For the month of December–with bonus posts on November 30 and January 1!–I am delighted to welcome a wonderful assortment of guest bloggers to take over the helm. Please enjoy their generous contributions to the blog this month. My own bloggery will resume January 2. I wish you and yours happiness and health this holiday season. Please note: comments are disabled until my return.
“Your unconscious can’t work when you are breathing down its neck.” Anne Lamott
A couple of weeks ago, I dreamed Deanna called and asked me what I would blog about. Really, it was more of a nightmare, because I had NOTHING. If truth be told, I still don’t.
For the past month and a half, I’ve wracked my brain for an interesting, unique topic I could be disarmingly witty about. Unfortunately, these past few weeks I’ve felt less than witty or creative. I’ve thought of and dismissed topics such as the problem with book reviews (potentially too controversial), the age of ideas (too ironic), recap of my 100 book reading challenge (too boring), researching historical fiction (Deanna’s already written about it), four things I’ve learned and one I haven’t (too stupid). My last, greatest idea came during twilight sleep last night, how writing is like dieting (a belabored metaphor if ever there was one). Then, I had another dream. Okay, a nightmare. I was in surgery but couldn’t be put under, despite the anesthesiologist’s best efforts. I sat up, and said through the gas mask, “I’m blocked! I don’t have a topic for my blog post! I can’t sleep until I find one.”
Hello, blog topic.
Writer’s block. We’ve all had it. In its depths, we can’t think of a more apt subject for a horror novel. We fret, we wonder if we will ever write another word again. We stare at the blinking cursor on a blank page, sure there isn’t another fresh idea in our mind. We have nightmares straight out of The Twilight Zone. Somehow, we all get through it. But, how?
Stop thinking about it. Once the idea I’m blocked gets embedded in my mind, it becomes a self-fulfilling prophecy. The fear I am out of ideas and words crushes whatever ideas and words may be lurking in my subconscious. I feel guilty when I do anything else because I can’t get past the block if I don’t write, can I? So I sit at the computer and stare at a blank screen.
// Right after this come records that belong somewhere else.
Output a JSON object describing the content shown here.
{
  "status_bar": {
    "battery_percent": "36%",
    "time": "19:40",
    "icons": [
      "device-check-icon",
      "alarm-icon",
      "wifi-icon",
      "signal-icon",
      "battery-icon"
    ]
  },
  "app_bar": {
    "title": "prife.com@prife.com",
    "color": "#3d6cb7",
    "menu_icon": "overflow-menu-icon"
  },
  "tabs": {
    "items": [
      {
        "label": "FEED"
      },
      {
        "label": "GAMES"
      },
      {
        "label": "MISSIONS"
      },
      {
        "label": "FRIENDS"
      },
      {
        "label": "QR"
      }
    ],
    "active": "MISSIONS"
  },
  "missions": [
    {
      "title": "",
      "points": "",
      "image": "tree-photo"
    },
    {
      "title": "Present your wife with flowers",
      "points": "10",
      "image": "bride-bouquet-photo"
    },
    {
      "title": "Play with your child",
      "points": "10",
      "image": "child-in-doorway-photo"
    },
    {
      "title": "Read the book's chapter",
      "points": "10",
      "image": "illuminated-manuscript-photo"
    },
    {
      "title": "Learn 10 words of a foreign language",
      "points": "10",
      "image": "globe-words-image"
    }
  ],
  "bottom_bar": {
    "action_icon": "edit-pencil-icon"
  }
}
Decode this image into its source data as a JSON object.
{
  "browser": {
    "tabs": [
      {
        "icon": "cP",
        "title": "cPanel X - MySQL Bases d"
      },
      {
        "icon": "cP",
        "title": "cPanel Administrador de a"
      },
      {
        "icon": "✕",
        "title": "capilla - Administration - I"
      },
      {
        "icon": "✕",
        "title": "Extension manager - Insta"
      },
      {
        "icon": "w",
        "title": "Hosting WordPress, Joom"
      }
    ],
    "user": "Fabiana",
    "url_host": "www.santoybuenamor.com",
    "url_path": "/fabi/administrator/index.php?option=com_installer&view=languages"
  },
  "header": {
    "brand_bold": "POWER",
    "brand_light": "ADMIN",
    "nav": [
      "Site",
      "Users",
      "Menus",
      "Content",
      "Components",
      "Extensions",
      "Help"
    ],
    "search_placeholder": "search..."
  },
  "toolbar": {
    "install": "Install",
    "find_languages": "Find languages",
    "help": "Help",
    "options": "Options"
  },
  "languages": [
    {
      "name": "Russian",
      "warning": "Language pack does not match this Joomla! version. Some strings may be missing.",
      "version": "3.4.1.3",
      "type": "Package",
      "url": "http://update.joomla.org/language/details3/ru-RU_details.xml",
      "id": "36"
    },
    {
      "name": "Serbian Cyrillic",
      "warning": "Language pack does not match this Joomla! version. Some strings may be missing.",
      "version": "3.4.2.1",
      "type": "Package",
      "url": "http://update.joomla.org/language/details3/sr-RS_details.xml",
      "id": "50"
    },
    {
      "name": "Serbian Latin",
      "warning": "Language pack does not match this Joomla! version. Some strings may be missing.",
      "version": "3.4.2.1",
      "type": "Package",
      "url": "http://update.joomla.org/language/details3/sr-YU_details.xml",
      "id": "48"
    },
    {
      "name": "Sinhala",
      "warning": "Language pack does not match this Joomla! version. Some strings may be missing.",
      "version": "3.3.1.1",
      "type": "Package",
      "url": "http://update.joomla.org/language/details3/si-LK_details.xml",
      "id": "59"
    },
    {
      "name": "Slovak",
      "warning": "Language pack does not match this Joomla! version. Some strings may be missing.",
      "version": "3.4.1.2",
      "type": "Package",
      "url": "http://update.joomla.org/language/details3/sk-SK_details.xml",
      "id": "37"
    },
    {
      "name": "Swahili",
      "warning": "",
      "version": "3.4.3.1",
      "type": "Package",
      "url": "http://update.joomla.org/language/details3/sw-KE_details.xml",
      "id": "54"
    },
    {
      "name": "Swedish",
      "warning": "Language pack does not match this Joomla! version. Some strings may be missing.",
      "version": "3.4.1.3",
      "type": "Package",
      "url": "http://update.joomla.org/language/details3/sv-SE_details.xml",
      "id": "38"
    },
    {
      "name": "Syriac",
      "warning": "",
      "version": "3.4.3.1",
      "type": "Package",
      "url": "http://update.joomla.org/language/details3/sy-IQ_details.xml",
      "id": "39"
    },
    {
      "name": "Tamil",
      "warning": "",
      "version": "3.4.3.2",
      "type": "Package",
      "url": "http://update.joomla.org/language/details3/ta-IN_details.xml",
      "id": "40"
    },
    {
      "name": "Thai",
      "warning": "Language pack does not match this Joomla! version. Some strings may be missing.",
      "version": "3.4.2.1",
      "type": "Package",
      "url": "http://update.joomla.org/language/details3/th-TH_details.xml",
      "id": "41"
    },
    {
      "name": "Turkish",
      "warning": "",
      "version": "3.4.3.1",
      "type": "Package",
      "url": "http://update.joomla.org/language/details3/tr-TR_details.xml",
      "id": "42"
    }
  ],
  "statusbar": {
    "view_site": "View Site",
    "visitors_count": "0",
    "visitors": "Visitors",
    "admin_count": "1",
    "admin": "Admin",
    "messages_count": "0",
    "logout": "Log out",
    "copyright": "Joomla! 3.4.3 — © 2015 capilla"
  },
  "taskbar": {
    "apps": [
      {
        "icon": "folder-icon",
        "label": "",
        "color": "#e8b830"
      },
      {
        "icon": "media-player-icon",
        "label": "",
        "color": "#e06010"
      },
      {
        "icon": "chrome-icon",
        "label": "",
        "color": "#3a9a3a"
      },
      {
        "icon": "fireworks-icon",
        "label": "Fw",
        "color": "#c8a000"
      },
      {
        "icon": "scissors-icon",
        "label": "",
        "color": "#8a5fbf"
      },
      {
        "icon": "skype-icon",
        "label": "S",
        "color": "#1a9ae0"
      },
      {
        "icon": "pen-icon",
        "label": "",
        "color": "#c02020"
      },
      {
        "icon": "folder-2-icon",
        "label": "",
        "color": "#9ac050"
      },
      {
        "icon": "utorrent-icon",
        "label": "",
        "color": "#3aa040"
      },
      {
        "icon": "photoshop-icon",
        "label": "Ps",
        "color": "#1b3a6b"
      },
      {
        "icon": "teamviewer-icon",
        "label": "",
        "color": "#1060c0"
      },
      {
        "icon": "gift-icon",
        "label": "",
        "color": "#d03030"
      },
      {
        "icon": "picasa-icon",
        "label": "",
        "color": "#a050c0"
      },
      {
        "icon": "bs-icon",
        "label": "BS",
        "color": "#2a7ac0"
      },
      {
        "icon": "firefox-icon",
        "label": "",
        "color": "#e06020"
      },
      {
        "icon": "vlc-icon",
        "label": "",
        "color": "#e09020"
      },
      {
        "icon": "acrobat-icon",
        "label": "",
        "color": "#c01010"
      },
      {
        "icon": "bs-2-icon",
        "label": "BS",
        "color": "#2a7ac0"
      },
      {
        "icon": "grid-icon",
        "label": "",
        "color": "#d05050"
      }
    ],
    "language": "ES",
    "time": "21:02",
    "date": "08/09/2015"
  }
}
It’s only when I let go and allow myself the freedom to focus on something completely unrelated to writing that desire and inspiration return.
Drive. Or take a shower. Another variation of stop thinking about it. I get my best ideas during mindless, rote activities. Yes, it’s worrisome that driving is a mindless activity, but there you are.
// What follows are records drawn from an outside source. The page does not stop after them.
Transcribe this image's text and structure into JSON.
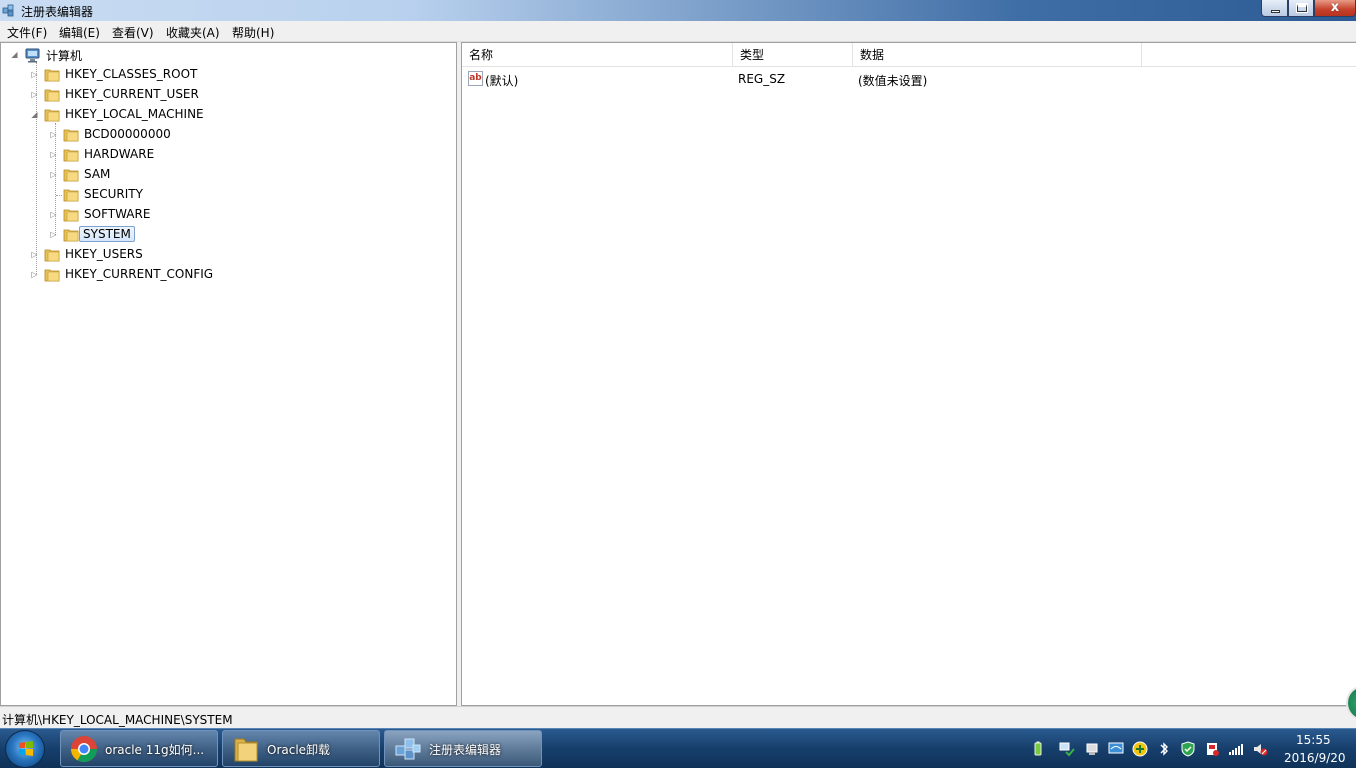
{
  "window": {
    "title": "注册表编辑器",
    "close_glyph": "x"
  },
  "menu": [
    "文件(F)",
    "编辑(E)",
    "查看(V)",
    "收藏夹(A)",
    "帮助(H)"
  ],
  "tree": {
    "root": "计算机",
    "hives": [
      {
        "label": "HKEY_CLASSES_ROOT",
        "expander": "▷"
      },
      {
        "label": "HKEY_CURRENT_USER",
        "expander": "▷"
      },
      {
        "label": "HKEY_LOCAL_MACHINE",
        "expander": "◢"
      },
      {
        "label": "HKEY_USERS",
        "expander": "▷"
      },
      {
        "label": "HKEY_CURRENT_CONFIG",
        "expander": "▷"
      }
    ],
    "hklm_children": [
      {
        "label": "BCD00000000",
        "expander": "▷"
      },
      {
        "label": "HARDWARE",
        "expander": "▷"
      },
      {
        "label": "SAM",
        "expander": "▷"
      },
      {
        "label": "SECURITY",
        "expander": ""
      },
      {
        "label": "SOFTWARE",
        "expander": "▷"
      },
      {
        "label": "SYSTEM",
        "expander": "▷",
        "selected": true
      }
    ],
    "root_expander": "◢"
  },
  "list": {
    "columns": [
      "名称",
      "类型",
      "数据"
    ],
    "rows": [
      {
        "icon": "ab",
        "name": "(默认)",
        "type": "REG_SZ",
        "data": "(数值未设置)"
      }
    ]
  },
  "status": {
    "path": "计算机\\HKEY_LOCAL_MACHINE\\SYSTEM"
  },
  "taskbar": {
    "buttons": [
      {
        "label": "oracle 11g如何...",
        "icon": "chrome-icon"
      },
      {
        "label": "Oracle卸载",
        "icon": "folder-icon"
      },
      {
        "label": "注册表编辑器",
        "icon": "regedit-icon",
        "active": true
      }
    ],
    "tray_icons": [
      "battery-icon",
      "network-check-icon",
      "usb-icon",
      "display-icon",
      "add-icon",
      "bluetooth-icon",
      "shield-icon",
      "security-flag-icon",
      "signal-icon",
      "volume-muted-icon"
    ],
    "time": "15:55",
    "date": "2016/9/20"
  },
  "colors": {
    "selection_border": "#7da2ce",
    "taskbar_bg": "#173f6c",
    "close_red": "#c5402a"
  }
}
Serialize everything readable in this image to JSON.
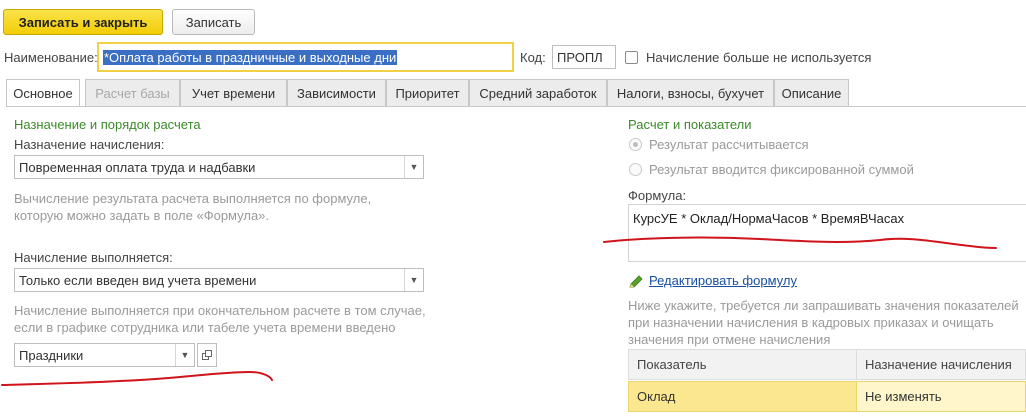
{
  "toolbar": {
    "save_close_label": "Записать и закрыть",
    "save_label": "Записать"
  },
  "header": {
    "name_label": "Наименование:",
    "name_value": "*Оплата работы в праздничные и выходные дни",
    "code_label": "Код:",
    "code_value": "ПРОПЛ",
    "unused_label": "Начисление больше не используется"
  },
  "tabs": [
    {
      "label": "Основное",
      "state": "active"
    },
    {
      "label": "Расчет базы",
      "state": "disabled"
    },
    {
      "label": "Учет времени",
      "state": "normal"
    },
    {
      "label": "Зависимости",
      "state": "normal"
    },
    {
      "label": "Приоритет",
      "state": "normal"
    },
    {
      "label": "Средний заработок",
      "state": "normal"
    },
    {
      "label": "Налоги, взносы, бухучет",
      "state": "normal"
    },
    {
      "label": "Описание",
      "state": "normal"
    }
  ],
  "left": {
    "section_title": "Назначение и порядок расчета",
    "purpose_label": "Назначение начисления:",
    "purpose_value": "Повременная оплата труда и надбавки",
    "formula_hint_line1": "Вычисление результата расчета выполняется по формуле,",
    "formula_hint_line2": "которую можно задать в поле «Формула».",
    "performed_label": "Начисление выполняется:",
    "performed_value": "Только если введен вид учета времени",
    "final_hint_line1": "Начисление выполняется при окончательном расчете в том случае,",
    "final_hint_line2": "если в графике сотрудника или табеле учета времени введено",
    "holidays_value": "Праздники"
  },
  "right": {
    "section_title": "Расчет и показатели",
    "radio_calculated": "Результат рассчитывается",
    "radio_fixed": "Результат вводится фиксированной суммой",
    "formula_label": "Формула:",
    "formula_value": "КурсУЕ * Оклад/НормаЧасов * ВремяВЧасах",
    "edit_formula_link": "Редактировать формулу",
    "indicators_hint_line1": "Ниже укажите, требуется ли запрашивать значения показателей",
    "indicators_hint_line2": "при назначении начисления в кадровых приказах и очищать",
    "indicators_hint_line3": "значения при отмене начисления",
    "table": {
      "headers": [
        "Показатель",
        "Назначение начисления"
      ],
      "rows": [
        [
          "Оклад",
          "Не изменять"
        ]
      ]
    }
  },
  "colors": {
    "primary_button": "#f2cd07",
    "section_title": "#3c8a2a",
    "link": "#1a4fa3",
    "selected_row": "#fae78f",
    "annotation": "#d0141c"
  },
  "icons": {
    "dropdown": "triangle-down",
    "open": "open-form-icon",
    "edit": "pencil-icon"
  }
}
Vomit words, any words, onto a page. The most important thing about these words is they will never been seen by anyone. That gives me the freedom to write without fear of judgment. Some writers journal to clear their minds. I’ve never much cared for detailing my day or innermost thoughts. My life is fantastically mundane, just the way I like it. No, to break a writer’s block, I need to do something a little spicier than, “Today, I decided to paint my walls gray.” (Though, in my defense, grey is the new neutral.) So, I write love scenes. The more graphic and so far out of my comfort zone the better. Rest assured, these are the most atrocious, cringe-inducing scenes I’ve ever written, but they pour out of my mind like cuss words from a sailor. I’m not worried about grammar, spelling or word choice. These scenes are satirical in their horribleness. Unlike this post, which is going to be read and judged by hundreds of people (be kind!), my cheesy prose will be deleted as soon as its finished. What I wrote isn’t important, but the flow of words is. The relief of creating something just for fun, no matter the quality, is enough to remind me why I love writing and inspire me to open my languishing MS and try again.
We all have tricks to break through writer’s block. What are yours?
Melissa Lenhardt is a writer living in Texas with her husband, two boys and Golden Retriever, Lucy. Visit her blog, Swamp of Boredom, to read about books, writing, the problem with book reviews, the age of ideas, her 100 book reading challenge, researching historical fiction, four things she’s learned and one she hasn’t, and how writing is like dieting.